### PROBLEM DESCRIPTION
Filter the entries, keeping every line with the word "scaling".

### DATASET EXTRACT
>>

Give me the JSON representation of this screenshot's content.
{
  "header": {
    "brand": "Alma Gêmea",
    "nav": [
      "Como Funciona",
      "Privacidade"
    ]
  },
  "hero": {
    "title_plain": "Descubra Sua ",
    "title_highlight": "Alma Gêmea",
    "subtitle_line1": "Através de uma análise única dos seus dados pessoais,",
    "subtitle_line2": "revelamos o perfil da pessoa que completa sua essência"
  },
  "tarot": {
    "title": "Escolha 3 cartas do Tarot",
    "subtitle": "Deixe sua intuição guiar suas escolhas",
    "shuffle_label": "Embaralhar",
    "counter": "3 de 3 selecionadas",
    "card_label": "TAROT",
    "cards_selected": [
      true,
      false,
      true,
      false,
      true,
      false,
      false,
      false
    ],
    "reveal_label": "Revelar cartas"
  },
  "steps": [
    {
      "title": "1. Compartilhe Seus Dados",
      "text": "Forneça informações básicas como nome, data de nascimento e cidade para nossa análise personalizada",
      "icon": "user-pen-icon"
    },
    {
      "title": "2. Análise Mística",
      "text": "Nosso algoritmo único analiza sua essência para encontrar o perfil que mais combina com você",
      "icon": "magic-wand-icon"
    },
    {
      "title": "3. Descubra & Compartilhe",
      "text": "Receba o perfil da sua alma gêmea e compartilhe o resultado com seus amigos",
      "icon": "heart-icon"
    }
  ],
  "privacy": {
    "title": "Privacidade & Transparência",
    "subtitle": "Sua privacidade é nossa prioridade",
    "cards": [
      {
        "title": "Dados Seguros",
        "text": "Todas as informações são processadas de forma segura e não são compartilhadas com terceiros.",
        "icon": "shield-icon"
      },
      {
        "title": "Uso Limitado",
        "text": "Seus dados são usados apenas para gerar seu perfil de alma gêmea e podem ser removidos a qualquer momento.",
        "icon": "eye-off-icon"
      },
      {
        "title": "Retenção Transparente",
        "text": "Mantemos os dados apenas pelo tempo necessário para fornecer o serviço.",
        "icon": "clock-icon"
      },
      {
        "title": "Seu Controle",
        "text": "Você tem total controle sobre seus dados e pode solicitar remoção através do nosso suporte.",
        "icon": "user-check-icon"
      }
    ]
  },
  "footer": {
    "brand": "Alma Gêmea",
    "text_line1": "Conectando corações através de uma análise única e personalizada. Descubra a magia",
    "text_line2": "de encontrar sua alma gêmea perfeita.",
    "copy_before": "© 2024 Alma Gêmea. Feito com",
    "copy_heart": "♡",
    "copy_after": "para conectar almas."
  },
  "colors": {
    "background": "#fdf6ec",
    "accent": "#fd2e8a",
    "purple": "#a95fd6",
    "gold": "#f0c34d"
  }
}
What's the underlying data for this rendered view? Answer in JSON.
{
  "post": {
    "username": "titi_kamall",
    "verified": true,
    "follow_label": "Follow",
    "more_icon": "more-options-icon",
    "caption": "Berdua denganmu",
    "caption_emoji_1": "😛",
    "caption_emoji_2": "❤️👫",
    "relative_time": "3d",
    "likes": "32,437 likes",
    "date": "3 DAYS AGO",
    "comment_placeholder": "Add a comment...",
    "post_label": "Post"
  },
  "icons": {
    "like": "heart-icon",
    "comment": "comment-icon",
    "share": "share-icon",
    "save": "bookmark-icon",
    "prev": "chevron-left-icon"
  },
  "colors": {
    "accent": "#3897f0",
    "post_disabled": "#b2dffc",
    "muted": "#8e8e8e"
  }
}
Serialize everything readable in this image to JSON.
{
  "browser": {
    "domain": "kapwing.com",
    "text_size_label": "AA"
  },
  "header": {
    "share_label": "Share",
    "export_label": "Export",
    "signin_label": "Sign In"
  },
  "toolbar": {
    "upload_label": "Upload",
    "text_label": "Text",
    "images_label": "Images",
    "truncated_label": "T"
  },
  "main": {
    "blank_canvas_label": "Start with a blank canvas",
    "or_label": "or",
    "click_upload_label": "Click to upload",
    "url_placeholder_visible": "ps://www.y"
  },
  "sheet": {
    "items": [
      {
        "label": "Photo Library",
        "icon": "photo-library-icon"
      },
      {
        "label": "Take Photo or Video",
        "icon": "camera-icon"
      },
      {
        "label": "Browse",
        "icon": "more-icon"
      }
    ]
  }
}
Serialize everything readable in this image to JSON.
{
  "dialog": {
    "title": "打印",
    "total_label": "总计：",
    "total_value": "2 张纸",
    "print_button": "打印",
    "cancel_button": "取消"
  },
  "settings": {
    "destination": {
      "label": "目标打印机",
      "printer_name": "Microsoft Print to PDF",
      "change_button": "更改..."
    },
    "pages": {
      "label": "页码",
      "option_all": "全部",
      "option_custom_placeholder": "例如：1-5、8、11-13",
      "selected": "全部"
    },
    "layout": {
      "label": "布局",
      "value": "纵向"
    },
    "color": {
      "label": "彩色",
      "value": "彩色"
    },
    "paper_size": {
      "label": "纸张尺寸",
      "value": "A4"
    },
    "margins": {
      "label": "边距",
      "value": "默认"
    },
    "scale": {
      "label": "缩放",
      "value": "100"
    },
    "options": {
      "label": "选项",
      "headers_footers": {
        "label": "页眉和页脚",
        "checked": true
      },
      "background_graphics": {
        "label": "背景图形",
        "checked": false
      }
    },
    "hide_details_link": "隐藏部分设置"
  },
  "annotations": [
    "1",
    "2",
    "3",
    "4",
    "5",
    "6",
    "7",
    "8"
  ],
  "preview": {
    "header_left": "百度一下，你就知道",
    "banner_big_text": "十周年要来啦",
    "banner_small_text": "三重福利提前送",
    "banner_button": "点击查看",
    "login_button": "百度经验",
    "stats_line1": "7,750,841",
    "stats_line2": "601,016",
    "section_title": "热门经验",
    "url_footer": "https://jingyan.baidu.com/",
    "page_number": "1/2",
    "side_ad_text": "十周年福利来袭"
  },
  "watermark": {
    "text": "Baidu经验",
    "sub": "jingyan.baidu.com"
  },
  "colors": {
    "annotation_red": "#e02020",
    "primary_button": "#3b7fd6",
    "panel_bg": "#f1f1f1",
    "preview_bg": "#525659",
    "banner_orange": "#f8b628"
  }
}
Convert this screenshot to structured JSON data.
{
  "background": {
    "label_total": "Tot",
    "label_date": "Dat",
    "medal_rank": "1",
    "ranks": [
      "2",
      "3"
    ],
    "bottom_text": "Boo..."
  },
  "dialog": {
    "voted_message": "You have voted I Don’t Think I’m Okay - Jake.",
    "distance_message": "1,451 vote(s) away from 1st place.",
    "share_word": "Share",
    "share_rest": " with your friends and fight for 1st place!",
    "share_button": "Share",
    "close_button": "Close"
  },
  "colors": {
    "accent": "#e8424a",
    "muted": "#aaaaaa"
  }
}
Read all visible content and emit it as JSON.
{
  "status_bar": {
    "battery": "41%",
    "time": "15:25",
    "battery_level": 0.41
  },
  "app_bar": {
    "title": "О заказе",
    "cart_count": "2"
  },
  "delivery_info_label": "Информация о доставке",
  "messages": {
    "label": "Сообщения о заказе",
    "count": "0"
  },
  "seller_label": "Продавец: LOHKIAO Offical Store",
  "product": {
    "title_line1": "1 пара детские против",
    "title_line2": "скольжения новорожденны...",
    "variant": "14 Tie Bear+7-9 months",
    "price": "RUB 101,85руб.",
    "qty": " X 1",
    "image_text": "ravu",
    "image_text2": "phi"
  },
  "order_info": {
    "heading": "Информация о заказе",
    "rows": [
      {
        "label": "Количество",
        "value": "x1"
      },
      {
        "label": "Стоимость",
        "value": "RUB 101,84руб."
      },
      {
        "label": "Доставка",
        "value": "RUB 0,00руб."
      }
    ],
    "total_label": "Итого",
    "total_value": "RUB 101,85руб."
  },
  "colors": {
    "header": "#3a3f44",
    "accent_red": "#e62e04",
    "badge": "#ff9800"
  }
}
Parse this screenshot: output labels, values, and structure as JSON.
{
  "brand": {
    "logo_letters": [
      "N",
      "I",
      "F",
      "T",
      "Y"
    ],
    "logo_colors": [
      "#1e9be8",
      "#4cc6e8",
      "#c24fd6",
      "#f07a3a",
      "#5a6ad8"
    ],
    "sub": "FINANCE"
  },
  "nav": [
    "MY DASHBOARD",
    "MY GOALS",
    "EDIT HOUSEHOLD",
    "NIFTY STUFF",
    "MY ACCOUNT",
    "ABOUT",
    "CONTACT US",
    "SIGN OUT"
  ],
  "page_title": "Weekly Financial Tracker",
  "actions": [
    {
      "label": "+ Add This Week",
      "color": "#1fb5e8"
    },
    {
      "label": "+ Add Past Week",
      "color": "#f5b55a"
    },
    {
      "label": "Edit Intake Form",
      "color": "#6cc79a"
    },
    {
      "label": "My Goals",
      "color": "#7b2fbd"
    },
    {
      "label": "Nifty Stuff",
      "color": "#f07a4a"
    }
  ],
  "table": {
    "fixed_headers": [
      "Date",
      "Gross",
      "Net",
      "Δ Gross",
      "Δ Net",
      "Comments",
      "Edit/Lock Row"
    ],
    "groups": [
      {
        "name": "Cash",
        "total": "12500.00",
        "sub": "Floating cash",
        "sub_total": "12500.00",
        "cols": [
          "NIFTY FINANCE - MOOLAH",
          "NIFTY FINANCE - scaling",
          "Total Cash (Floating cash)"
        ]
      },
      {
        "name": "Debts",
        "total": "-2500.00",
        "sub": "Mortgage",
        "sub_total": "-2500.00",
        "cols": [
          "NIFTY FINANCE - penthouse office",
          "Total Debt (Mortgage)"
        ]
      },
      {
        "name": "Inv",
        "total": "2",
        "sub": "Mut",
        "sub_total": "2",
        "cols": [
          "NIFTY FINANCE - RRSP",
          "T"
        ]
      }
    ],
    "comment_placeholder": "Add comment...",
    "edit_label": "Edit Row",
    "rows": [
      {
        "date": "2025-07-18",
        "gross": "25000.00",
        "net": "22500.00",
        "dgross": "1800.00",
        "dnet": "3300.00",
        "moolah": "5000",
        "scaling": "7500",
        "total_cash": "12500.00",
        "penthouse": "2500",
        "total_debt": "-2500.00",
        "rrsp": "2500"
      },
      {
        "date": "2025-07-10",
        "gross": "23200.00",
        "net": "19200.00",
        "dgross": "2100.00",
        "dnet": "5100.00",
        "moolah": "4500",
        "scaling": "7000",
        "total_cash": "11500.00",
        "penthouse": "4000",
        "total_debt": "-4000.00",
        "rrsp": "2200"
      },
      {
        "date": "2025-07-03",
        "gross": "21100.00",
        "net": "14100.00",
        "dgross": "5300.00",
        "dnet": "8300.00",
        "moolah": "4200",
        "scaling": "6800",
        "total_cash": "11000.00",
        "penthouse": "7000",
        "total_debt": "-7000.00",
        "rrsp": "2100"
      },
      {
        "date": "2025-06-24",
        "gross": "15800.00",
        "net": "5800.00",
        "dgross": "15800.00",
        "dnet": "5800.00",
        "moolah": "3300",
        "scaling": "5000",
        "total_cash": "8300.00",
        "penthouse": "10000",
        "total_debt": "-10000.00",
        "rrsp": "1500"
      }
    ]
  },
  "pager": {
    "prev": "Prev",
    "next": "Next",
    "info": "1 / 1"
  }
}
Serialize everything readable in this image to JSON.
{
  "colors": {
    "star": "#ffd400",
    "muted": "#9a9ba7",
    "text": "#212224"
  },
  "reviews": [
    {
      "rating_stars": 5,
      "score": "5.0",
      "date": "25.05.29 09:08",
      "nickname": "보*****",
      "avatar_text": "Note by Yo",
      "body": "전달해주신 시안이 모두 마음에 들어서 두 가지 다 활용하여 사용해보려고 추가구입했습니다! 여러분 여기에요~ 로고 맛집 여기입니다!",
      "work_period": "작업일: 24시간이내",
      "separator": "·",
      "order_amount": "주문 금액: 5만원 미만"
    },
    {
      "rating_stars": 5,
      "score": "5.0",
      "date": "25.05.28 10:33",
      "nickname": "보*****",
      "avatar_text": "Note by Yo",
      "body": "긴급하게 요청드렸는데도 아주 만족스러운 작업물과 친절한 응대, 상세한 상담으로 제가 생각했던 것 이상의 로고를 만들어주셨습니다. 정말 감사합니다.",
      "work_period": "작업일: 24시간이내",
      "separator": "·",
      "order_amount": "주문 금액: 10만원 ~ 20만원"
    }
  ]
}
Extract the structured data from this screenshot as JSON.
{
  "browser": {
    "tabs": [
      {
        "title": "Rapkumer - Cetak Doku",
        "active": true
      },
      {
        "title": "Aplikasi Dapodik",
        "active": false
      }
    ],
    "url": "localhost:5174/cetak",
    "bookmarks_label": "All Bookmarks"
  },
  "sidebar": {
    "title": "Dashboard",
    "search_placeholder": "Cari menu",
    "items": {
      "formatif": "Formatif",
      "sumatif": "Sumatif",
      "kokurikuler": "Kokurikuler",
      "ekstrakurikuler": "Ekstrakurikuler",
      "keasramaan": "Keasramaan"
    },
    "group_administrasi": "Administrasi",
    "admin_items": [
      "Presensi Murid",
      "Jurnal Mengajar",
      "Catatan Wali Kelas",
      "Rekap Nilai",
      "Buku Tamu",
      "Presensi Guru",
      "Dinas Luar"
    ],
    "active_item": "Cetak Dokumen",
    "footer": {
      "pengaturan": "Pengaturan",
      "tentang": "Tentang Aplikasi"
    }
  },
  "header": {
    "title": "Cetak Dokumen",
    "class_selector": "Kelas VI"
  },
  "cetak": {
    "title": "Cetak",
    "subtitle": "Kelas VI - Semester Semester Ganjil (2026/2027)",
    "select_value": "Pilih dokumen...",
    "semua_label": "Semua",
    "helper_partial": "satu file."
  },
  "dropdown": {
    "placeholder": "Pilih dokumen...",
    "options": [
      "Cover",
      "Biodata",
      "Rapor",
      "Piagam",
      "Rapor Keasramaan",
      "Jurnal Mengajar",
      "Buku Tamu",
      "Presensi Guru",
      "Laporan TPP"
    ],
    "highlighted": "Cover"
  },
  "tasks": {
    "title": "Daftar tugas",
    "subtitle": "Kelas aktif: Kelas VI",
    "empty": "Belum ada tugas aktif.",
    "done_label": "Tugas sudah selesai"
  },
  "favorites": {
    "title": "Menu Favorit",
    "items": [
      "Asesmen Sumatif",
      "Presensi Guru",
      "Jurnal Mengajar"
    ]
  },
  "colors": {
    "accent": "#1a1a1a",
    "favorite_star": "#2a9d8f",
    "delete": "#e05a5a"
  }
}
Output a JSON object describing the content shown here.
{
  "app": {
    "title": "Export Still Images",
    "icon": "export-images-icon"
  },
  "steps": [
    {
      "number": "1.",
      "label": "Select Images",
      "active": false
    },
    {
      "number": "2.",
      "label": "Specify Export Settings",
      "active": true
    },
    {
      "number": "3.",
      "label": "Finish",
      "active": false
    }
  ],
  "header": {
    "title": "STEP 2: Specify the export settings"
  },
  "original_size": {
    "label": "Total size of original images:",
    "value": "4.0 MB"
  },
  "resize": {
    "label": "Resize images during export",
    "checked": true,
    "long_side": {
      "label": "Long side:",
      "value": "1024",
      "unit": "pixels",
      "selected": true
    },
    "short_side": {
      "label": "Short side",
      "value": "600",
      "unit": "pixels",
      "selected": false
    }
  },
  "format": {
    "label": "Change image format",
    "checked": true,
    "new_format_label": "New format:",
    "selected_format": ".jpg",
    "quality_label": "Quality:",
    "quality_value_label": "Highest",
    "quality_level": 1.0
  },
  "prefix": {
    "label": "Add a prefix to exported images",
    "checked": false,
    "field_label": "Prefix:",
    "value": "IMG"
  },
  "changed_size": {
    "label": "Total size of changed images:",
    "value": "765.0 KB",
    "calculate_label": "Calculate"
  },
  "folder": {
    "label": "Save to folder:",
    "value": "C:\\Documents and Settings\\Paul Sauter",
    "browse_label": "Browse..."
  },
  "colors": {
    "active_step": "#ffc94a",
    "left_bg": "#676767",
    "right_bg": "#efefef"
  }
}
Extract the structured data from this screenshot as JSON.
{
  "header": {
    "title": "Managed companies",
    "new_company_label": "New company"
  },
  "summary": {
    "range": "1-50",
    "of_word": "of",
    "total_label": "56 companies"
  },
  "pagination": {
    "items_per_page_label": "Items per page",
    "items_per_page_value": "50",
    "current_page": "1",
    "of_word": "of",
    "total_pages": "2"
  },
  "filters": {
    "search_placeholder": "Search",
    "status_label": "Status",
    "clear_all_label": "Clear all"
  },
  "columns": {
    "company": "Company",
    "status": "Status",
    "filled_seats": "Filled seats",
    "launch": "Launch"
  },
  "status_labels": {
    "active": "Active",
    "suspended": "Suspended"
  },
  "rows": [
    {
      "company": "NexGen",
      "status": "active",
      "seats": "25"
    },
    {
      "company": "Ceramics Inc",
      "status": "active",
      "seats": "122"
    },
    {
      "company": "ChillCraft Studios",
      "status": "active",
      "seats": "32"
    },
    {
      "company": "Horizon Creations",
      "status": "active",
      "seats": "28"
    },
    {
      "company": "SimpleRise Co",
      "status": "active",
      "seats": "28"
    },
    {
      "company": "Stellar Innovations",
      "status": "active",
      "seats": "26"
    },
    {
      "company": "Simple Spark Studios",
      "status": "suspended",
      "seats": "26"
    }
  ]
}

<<

### ANSWER SECTION
          "NIFTY FINANCE - scaling",
        "scaling": "7500",
        "scaling": "7000",
        "scaling": "6800",
        "scaling": "5000",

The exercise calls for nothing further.